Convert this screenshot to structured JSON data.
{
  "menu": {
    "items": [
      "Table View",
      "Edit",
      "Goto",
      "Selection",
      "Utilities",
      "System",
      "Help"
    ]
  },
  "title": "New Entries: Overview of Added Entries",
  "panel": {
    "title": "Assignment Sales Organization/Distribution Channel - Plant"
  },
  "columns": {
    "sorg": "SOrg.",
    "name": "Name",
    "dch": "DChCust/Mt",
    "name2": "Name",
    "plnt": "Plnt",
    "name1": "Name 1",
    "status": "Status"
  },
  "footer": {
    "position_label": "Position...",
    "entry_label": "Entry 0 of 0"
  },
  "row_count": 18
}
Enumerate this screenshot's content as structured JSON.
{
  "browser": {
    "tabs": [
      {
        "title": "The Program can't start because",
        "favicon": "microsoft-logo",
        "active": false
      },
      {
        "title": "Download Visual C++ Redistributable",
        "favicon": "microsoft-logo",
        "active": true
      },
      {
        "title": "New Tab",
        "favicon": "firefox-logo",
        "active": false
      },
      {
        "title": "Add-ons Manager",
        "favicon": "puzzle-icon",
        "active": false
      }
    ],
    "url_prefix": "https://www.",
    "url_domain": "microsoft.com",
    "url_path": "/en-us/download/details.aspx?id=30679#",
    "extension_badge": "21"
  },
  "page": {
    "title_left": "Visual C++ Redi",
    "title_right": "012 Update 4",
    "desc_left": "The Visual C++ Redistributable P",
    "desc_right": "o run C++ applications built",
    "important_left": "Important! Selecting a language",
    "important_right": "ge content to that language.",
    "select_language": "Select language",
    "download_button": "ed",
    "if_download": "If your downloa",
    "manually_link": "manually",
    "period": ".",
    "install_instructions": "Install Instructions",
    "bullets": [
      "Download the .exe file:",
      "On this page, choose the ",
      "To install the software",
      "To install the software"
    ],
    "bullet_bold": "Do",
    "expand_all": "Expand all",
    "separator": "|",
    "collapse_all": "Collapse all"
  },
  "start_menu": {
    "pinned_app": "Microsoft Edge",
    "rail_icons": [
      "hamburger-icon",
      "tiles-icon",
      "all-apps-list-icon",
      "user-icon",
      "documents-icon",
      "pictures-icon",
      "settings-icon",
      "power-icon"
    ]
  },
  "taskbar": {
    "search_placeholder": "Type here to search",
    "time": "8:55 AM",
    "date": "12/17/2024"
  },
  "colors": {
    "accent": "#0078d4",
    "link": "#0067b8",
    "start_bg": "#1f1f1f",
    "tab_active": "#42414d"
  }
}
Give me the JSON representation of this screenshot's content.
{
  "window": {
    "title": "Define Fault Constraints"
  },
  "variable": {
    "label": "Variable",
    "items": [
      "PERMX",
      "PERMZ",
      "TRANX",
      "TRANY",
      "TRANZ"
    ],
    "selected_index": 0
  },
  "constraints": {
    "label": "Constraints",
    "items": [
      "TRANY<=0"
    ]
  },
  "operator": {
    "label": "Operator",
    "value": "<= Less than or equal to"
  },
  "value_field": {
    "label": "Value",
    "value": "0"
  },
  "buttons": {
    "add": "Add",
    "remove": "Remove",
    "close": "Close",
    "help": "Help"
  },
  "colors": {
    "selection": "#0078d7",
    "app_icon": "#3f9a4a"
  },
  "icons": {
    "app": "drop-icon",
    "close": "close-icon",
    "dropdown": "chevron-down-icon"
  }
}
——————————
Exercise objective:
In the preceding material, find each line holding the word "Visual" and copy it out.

Exercise result:
        "title": "Download Visual C++ Redistributable",
    "title_left": "Visual C++ Redi",
    "desc_left": "The Visual C++ Redistributable P",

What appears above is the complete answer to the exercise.